[Collection entries]

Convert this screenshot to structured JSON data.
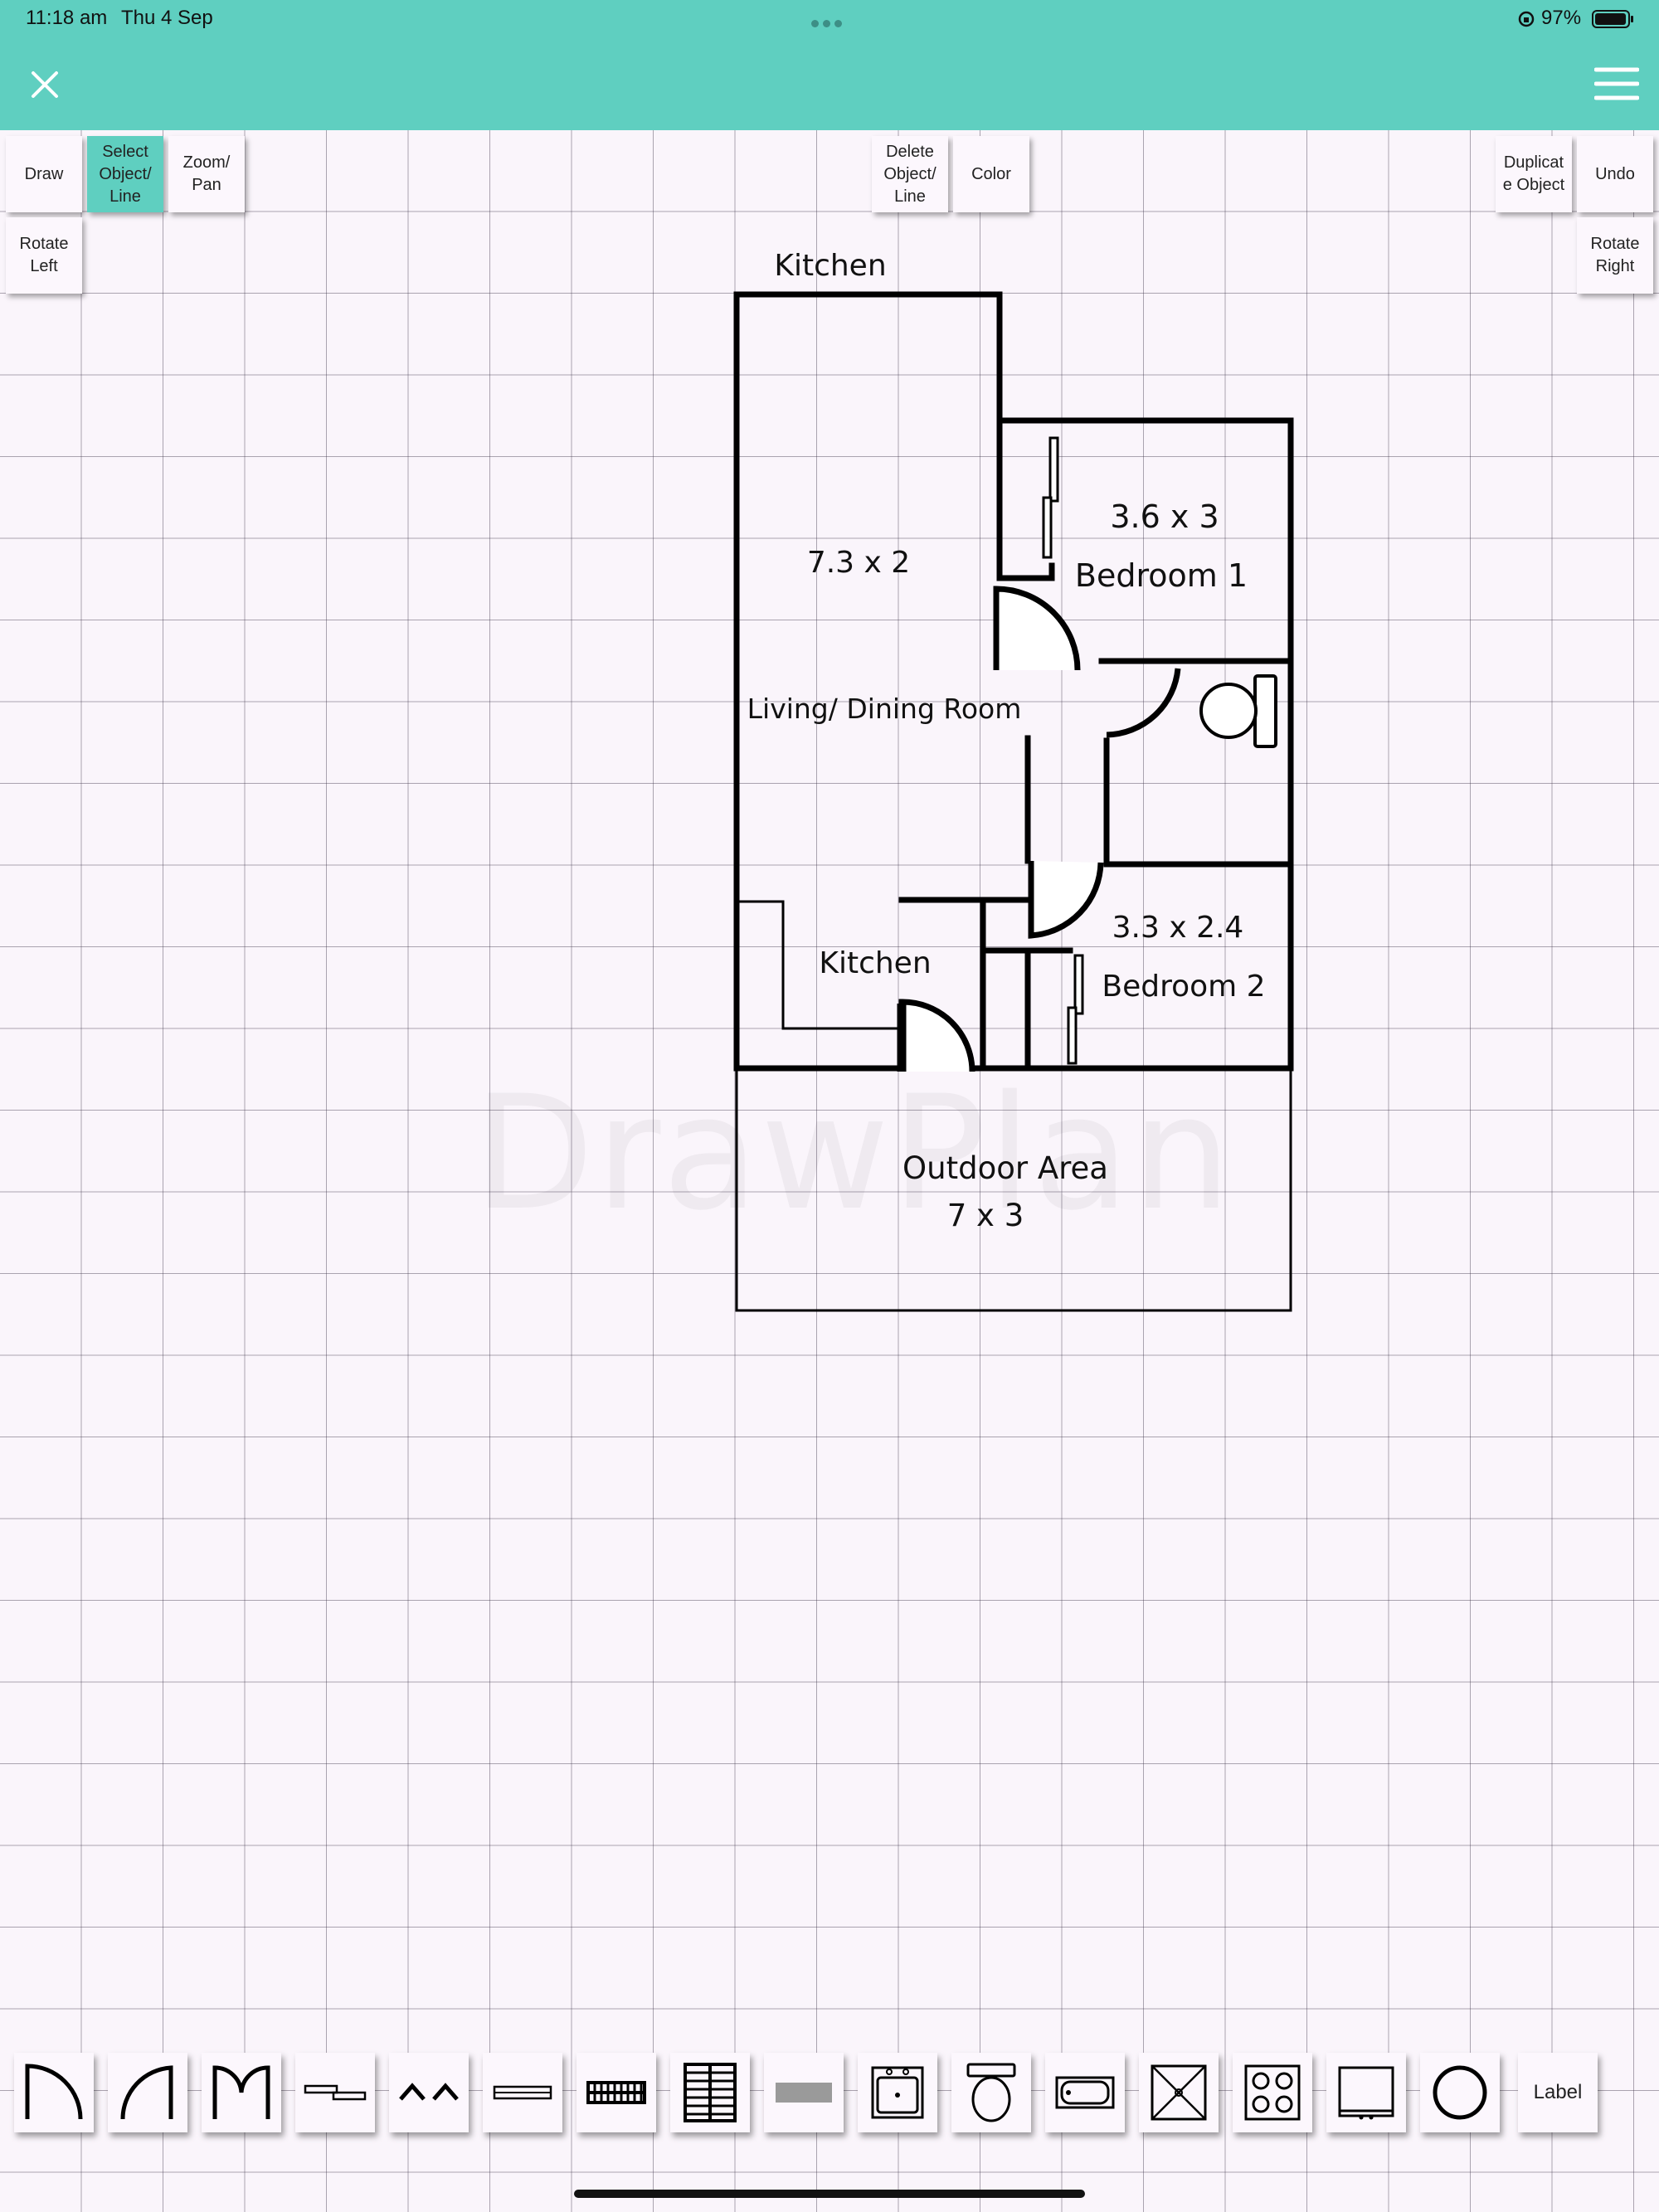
{
  "status_bar": {
    "time": "11:18 am",
    "date": "Thu 4 Sep",
    "battery": "97%"
  },
  "colors": {
    "accent": "#5fcfc0",
    "canvas": "#faf5fb",
    "ink": "#000000"
  },
  "toolbar": {
    "draw": "Draw",
    "select": "Select\nObject/\nLine",
    "zoom": "Zoom/\nPan",
    "delete": "Delete\nObject/\nLine",
    "color": "Color",
    "duplicate": "Duplicat\ne Object",
    "undo": "Undo",
    "rotate_left": "Rotate\nLeft",
    "rotate_right": "Rotate\nRight",
    "active": "select"
  },
  "floor_plan": {
    "kitchen_top": "Kitchen",
    "living_dims": "7.3 x 2",
    "living_name": "Living/ Dining Room",
    "bedroom1_dims": "3.6 x 3",
    "bedroom1_name": "Bedroom 1",
    "bedroom2_dims": "3.3 x 2.4",
    "bedroom2_name": "Bedroom 2",
    "kitchen_inner": "Kitchen",
    "outdoor_name": "Outdoor Area",
    "outdoor_dims": "7 x 3"
  },
  "watermark": "DrawPlan",
  "palette": {
    "items": [
      "door-icon",
      "single-door-icon",
      "double-door-icon",
      "sliding-door-icon",
      "bifold-door-icon",
      "window-icon",
      "stairs-icon",
      "stairs-landing-icon",
      "wall-block-icon",
      "sink-icon",
      "toilet-icon",
      "bath-icon",
      "shower-icon",
      "cooktop-icon",
      "cabinet-icon",
      "circle-icon"
    ],
    "label_button": "Label"
  }
}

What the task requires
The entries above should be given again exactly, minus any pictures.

Task output
Convert this screenshot to structured JSON data.
{
  "status_bar": {
    "time": "11:18 am",
    "date": "Thu 4 Sep",
    "battery": "97%"
  },
  "colors": {
    "accent": "#5fcfc0",
    "canvas": "#faf5fb",
    "ink": "#000000"
  },
  "toolbar": {
    "draw": "Draw",
    "select": "Select\nObject/\nLine",
    "zoom": "Zoom/\nPan",
    "delete": "Delete\nObject/\nLine",
    "color": "Color",
    "duplicate": "Duplicat\ne Object",
    "undo": "Undo",
    "rotate_left": "Rotate\nLeft",
    "rotate_right": "Rotate\nRight",
    "active": "select"
  },
  "floor_plan": {
    "kitchen_top": "Kitchen",
    "living_dims": "7.3 x 2",
    "living_name": "Living/ Dining Room",
    "bedroom1_dims": "3.6 x 3",
    "bedroom1_name": "Bedroom 1",
    "bedroom2_dims": "3.3 x 2.4",
    "bedroom2_name": "Bedroom 2",
    "kitchen_inner": "Kitchen",
    "outdoor_name": "Outdoor Area",
    "outdoor_dims": "7 x 3"
  },
  "watermark": "DrawPlan",
  "palette": {
    "items": [
      "door-icon",
      "single-door-icon",
      "double-door-icon",
      "sliding-door-icon",
      "bifold-door-icon",
      "window-icon",
      "stairs-icon",
      "stairs-landing-icon",
      "wall-block-icon",
      "sink-icon",
      "toilet-icon",
      "bath-icon",
      "shower-icon",
      "cooktop-icon",
      "cabinet-icon",
      "circle-icon"
    ],
    "label_button": "Label"
  }
}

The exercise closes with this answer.